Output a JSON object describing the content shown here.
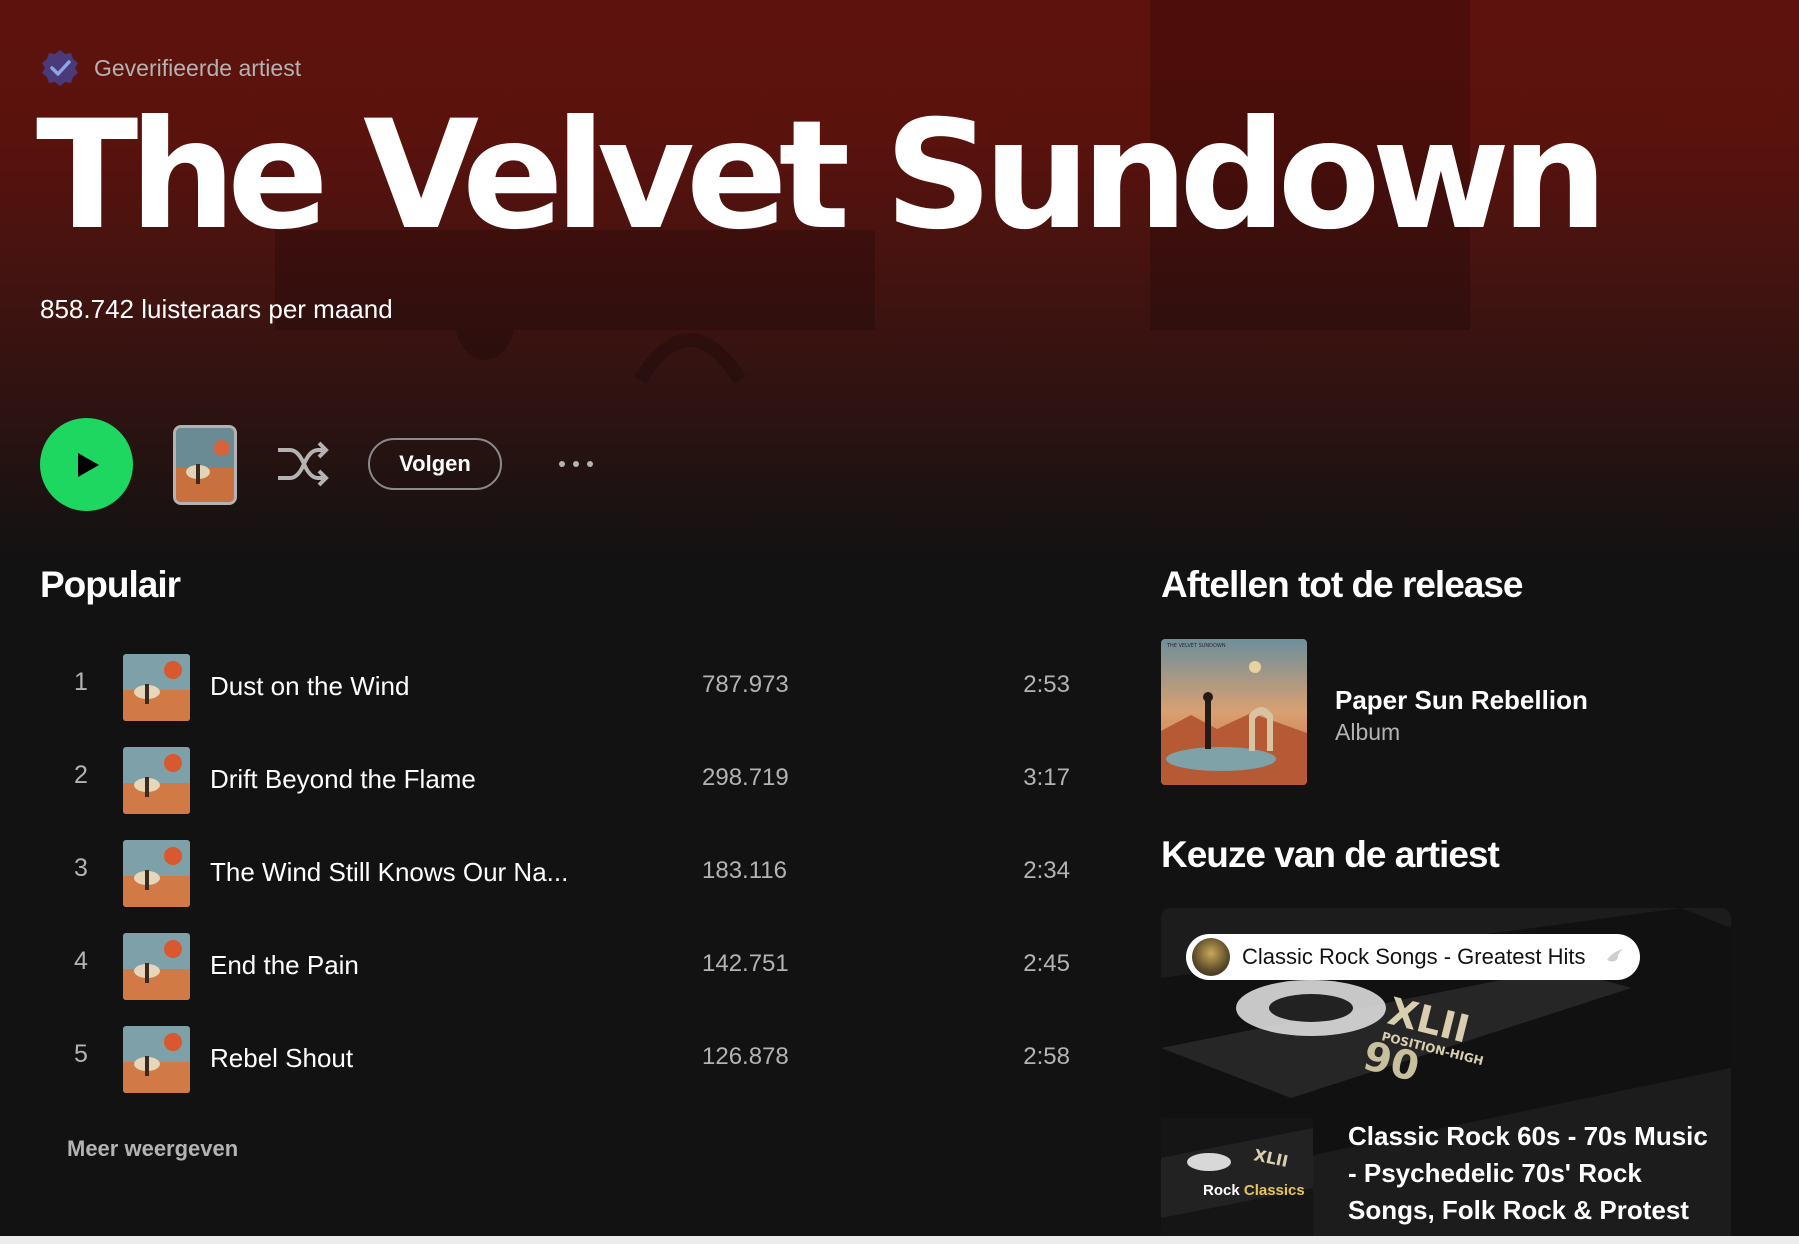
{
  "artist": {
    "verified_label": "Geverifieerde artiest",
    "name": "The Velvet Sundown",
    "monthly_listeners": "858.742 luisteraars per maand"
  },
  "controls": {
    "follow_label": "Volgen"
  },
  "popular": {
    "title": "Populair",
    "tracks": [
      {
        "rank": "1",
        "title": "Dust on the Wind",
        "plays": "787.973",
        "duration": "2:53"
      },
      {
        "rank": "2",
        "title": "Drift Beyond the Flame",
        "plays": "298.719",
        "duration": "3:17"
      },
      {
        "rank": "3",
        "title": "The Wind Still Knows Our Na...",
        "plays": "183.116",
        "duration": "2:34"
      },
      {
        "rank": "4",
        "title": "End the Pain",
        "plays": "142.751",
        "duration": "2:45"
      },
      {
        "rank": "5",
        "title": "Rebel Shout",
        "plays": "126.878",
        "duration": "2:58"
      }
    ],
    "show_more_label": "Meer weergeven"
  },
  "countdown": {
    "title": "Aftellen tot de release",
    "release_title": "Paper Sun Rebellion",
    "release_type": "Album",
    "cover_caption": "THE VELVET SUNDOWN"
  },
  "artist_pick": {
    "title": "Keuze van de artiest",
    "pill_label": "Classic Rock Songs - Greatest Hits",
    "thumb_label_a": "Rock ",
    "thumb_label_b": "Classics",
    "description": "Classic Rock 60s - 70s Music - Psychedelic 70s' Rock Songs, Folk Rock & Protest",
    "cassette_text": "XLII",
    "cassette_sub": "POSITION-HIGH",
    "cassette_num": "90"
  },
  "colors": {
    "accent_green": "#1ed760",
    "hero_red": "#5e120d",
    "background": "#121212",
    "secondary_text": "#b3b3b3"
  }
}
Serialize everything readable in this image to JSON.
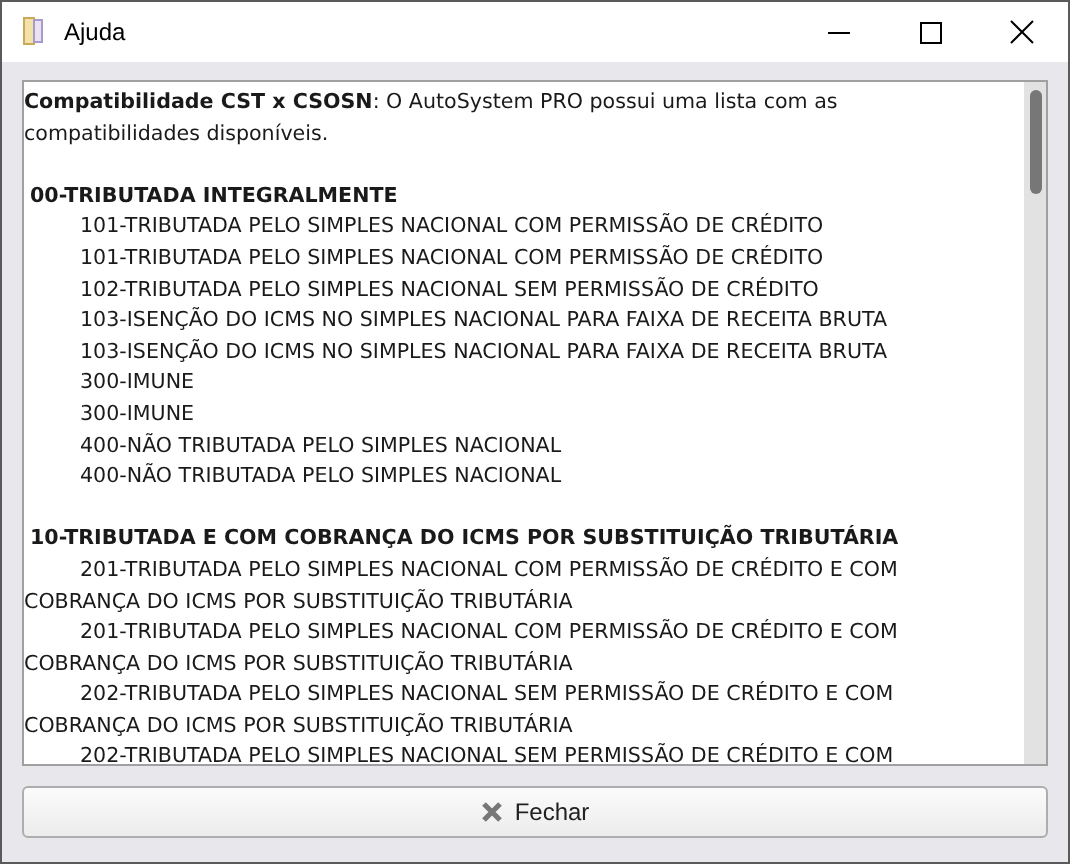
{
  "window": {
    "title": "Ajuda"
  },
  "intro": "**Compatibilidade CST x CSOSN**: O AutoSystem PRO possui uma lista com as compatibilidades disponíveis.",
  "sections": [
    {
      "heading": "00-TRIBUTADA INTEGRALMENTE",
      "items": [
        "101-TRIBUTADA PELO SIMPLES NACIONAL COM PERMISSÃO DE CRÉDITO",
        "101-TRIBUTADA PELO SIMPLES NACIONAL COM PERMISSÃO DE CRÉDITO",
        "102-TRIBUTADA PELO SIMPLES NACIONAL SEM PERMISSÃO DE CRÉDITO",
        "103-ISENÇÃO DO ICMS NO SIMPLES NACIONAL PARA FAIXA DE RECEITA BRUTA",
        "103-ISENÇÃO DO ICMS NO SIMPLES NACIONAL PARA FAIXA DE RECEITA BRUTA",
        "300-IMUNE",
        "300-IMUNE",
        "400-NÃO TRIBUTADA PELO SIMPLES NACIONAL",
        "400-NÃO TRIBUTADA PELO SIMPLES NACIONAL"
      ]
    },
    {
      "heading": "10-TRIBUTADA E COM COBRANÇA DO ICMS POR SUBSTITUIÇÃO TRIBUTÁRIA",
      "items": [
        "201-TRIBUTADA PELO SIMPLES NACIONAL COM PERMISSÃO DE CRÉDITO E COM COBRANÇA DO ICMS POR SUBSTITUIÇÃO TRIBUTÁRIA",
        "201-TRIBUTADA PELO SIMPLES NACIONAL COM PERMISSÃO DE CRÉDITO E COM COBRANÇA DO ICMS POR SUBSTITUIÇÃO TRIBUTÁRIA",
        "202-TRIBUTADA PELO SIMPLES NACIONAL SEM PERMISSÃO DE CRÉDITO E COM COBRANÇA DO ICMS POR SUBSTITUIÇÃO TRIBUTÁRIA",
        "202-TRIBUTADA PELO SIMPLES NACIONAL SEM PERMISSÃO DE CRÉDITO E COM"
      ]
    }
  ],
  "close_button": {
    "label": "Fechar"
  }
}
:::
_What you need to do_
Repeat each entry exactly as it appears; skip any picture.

_Solution for this task_
Output a JSON object describing the content shown here.
{
  "artist": {
    "verified_label": "Geverifieerde artiest",
    "name": "The Velvet Sundown",
    "monthly_listeners": "858.742 luisteraars per maand"
  },
  "controls": {
    "follow_label": "Volgen"
  },
  "popular": {
    "title": "Populair",
    "tracks": [
      {
        "rank": "1",
        "title": "Dust on the Wind",
        "plays": "787.973",
        "duration": "2:53"
      },
      {
        "rank": "2",
        "title": "Drift Beyond the Flame",
        "plays": "298.719",
        "duration": "3:17"
      },
      {
        "rank": "3",
        "title": "The Wind Still Knows Our Na...",
        "plays": "183.116",
        "duration": "2:34"
      },
      {
        "rank": "4",
        "title": "End the Pain",
        "plays": "142.751",
        "duration": "2:45"
      },
      {
        "rank": "5",
        "title": "Rebel Shout",
        "plays": "126.878",
        "duration": "2:58"
      }
    ],
    "show_more_label": "Meer weergeven"
  },
  "countdown": {
    "title": "Aftellen tot de release",
    "release_title": "Paper Sun Rebellion",
    "release_type": "Album",
    "cover_caption": "THE VELVET SUNDOWN"
  },
  "artist_pick": {
    "title": "Keuze van de artiest",
    "pill_label": "Classic Rock Songs - Greatest Hits",
    "thumb_label_a": "Rock ",
    "thumb_label_b": "Classics",
    "description": "Classic Rock 60s - 70s Music - Psychedelic 70s' Rock Songs, Folk Rock & Protest",
    "cassette_text": "XLII",
    "cassette_sub": "POSITION-HIGH",
    "cassette_num": "90"
  },
  "colors": {
    "accent_green": "#1ed760",
    "hero_red": "#5e120d",
    "background": "#121212",
    "secondary_text": "#b3b3b3"
  }
}
Serialize everything readable in this image to JSON.
{
  "window": {
    "title": "Ajuda"
  },
  "intro": "**Compatibilidade CST x CSOSN**: O AutoSystem PRO possui uma lista com as compatibilidades disponíveis.",
  "sections": [
    {
      "heading": "00-TRIBUTADA INTEGRALMENTE",
      "items": [
        "101-TRIBUTADA PELO SIMPLES NACIONAL COM PERMISSÃO DE CRÉDITO",
        "101-TRIBUTADA PELO SIMPLES NACIONAL COM PERMISSÃO DE CRÉDITO",
        "102-TRIBUTADA PELO SIMPLES NACIONAL SEM PERMISSÃO DE CRÉDITO",
        "103-ISENÇÃO DO ICMS NO SIMPLES NACIONAL PARA FAIXA DE RECEITA BRUTA",
        "103-ISENÇÃO DO ICMS NO SIMPLES NACIONAL PARA FAIXA DE RECEITA BRUTA",
        "300-IMUNE",
        "300-IMUNE",
        "400-NÃO TRIBUTADA PELO SIMPLES NACIONAL",
        "400-NÃO TRIBUTADA PELO SIMPLES NACIONAL"
      ]
    },
    {
      "heading": "10-TRIBUTADA E COM COBRANÇA DO ICMS POR SUBSTITUIÇÃO TRIBUTÁRIA",
      "items": [
        "201-TRIBUTADA PELO SIMPLES NACIONAL COM PERMISSÃO DE CRÉDITO E COM COBRANÇA DO ICMS POR SUBSTITUIÇÃO TRIBUTÁRIA",
        "201-TRIBUTADA PELO SIMPLES NACIONAL COM PERMISSÃO DE CRÉDITO E COM COBRANÇA DO ICMS POR SUBSTITUIÇÃO TRIBUTÁRIA",
        "202-TRIBUTADA PELO SIMPLES NACIONAL SEM PERMISSÃO DE CRÉDITO E COM COBRANÇA DO ICMS POR SUBSTITUIÇÃO TRIBUTÁRIA",
        "202-TRIBUTADA PELO SIMPLES NACIONAL SEM PERMISSÃO DE CRÉDITO E COM"
      ]
    }
  ],
  "close_button": {
    "label": "Fechar"
  }
}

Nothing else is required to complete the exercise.